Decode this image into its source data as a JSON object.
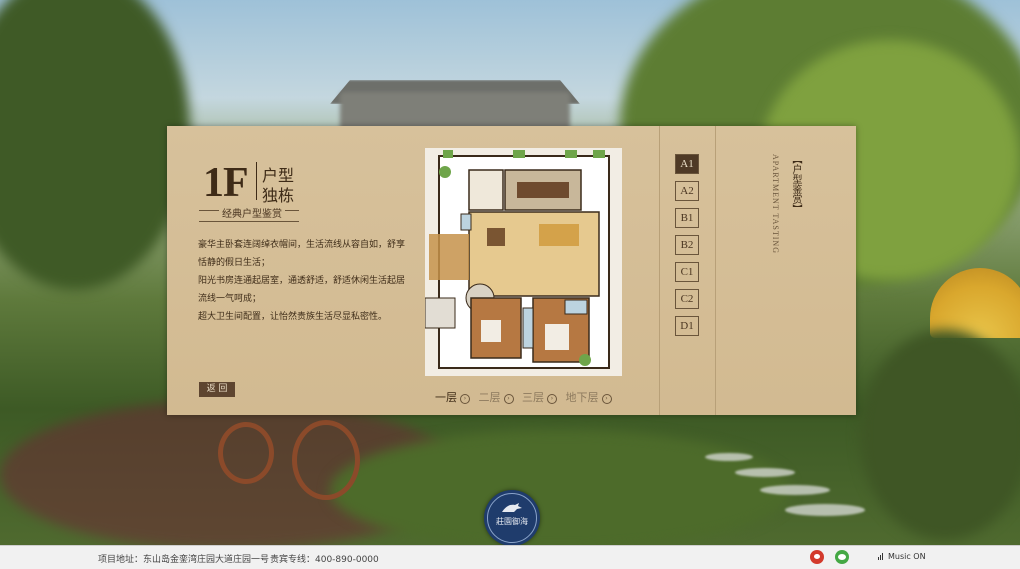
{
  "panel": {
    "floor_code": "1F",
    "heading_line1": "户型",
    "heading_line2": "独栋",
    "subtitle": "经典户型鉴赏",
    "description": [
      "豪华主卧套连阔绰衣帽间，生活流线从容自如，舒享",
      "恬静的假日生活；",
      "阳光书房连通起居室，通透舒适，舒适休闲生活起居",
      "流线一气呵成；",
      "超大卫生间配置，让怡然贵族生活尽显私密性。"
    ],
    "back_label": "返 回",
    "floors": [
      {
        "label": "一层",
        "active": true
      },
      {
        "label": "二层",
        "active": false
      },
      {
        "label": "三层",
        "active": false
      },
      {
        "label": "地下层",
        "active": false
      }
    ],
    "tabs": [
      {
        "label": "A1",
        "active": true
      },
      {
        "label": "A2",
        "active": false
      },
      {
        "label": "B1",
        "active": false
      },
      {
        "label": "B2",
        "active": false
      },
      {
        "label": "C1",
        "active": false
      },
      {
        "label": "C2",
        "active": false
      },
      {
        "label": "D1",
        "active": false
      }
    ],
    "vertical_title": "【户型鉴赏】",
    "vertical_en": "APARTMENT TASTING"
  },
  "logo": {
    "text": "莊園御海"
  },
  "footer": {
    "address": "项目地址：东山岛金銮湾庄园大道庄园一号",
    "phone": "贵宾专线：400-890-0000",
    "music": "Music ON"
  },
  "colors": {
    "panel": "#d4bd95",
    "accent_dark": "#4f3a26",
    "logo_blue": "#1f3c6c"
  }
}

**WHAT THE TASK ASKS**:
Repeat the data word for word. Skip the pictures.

**EXERCISE ANSWER**:
Decode this image into its source data as a JSON object.
{
  "panel": {
    "floor_code": "1F",
    "heading_line1": "户型",
    "heading_line2": "独栋",
    "subtitle": "经典户型鉴赏",
    "description": [
      "豪华主卧套连阔绰衣帽间，生活流线从容自如，舒享",
      "恬静的假日生活；",
      "阳光书房连通起居室，通透舒适，舒适休闲生活起居",
      "流线一气呵成；",
      "超大卫生间配置，让怡然贵族生活尽显私密性。"
    ],
    "back_label": "返 回",
    "floors": [
      {
        "label": "一层",
        "active": true
      },
      {
        "label": "二层",
        "active": false
      },
      {
        "label": "三层",
        "active": false
      },
      {
        "label": "地下层",
        "active": false
      }
    ],
    "tabs": [
      {
        "label": "A1",
        "active": true
      },
      {
        "label": "A2",
        "active": false
      },
      {
        "label": "B1",
        "active": false
      },
      {
        "label": "B2",
        "active": false
      },
      {
        "label": "C1",
        "active": false
      },
      {
        "label": "C2",
        "active": false
      },
      {
        "label": "D1",
        "active": false
      }
    ],
    "vertical_title": "【户型鉴赏】",
    "vertical_en": "APARTMENT TASTING"
  },
  "logo": {
    "text": "莊園御海"
  },
  "footer": {
    "address": "项目地址：东山岛金銮湾庄园大道庄园一号",
    "phone": "贵宾专线：400-890-0000",
    "music": "Music ON"
  },
  "colors": {
    "panel": "#d4bd95",
    "accent_dark": "#4f3a26",
    "logo_blue": "#1f3c6c"
  }
}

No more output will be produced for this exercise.